- _Exercise description_: Go through the material and copy each line in which the word "this" shows up.

- _Information given_:
-- Opening Marker --

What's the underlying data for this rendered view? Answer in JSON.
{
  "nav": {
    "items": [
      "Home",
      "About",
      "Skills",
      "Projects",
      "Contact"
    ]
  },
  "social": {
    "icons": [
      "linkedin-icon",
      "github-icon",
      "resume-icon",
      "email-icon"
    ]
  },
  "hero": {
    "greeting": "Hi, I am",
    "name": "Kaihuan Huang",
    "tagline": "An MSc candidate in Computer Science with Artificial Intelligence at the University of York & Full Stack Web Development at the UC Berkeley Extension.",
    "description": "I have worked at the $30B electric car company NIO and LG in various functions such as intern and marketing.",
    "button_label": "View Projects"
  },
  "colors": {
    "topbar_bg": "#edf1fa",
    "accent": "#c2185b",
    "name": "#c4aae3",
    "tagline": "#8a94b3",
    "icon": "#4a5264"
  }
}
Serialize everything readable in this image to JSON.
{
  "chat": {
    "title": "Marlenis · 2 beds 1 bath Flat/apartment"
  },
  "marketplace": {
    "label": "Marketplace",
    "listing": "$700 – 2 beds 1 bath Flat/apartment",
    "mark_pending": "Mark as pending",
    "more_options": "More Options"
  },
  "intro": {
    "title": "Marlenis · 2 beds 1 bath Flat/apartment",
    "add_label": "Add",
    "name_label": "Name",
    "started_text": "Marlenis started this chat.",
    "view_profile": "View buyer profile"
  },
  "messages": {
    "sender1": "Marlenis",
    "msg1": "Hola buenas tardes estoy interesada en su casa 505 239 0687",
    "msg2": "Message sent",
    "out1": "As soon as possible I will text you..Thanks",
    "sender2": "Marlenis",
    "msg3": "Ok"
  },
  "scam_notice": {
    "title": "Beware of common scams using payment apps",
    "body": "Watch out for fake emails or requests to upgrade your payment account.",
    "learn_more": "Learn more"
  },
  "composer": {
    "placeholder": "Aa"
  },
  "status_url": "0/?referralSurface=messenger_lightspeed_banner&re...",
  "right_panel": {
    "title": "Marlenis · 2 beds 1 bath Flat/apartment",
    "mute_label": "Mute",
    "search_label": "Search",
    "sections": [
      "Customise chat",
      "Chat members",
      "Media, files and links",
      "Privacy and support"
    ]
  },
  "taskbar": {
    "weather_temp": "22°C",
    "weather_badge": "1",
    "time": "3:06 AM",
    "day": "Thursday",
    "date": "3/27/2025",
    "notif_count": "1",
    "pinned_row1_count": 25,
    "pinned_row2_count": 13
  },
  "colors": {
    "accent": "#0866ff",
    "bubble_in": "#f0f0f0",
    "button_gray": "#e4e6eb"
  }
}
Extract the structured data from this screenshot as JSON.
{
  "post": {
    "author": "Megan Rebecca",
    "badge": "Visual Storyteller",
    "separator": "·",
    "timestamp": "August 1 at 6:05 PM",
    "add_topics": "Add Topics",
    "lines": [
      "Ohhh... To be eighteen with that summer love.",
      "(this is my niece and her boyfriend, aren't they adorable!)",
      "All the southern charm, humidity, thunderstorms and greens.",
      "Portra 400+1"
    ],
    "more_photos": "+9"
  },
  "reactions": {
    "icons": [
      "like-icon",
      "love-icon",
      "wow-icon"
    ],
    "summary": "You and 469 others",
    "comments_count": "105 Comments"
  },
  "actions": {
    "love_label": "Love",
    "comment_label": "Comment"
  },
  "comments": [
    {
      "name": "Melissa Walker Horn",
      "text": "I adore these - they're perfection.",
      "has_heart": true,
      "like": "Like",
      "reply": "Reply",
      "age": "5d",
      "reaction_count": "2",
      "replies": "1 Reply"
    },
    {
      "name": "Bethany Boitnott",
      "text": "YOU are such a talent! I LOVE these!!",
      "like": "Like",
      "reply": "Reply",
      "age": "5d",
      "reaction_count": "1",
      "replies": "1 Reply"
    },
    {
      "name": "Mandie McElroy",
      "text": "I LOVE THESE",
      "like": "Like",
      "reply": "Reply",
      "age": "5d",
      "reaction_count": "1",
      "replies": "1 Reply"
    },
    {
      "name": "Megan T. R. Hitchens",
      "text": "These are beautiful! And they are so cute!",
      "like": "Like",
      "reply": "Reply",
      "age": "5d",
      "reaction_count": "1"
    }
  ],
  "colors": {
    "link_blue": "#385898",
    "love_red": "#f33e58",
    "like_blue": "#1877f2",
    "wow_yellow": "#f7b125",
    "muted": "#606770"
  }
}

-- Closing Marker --

- _Expected answer_:
What's the underlying data for this rendered view? Answer in JSON.
Serialize everything readable in this image to JSON.
    "started_text": "Marlenis started this chat.",
Extract the structured data from this screenshot as JSON.
      "(this is my niece and her boyfriend, aren't they adorable!)",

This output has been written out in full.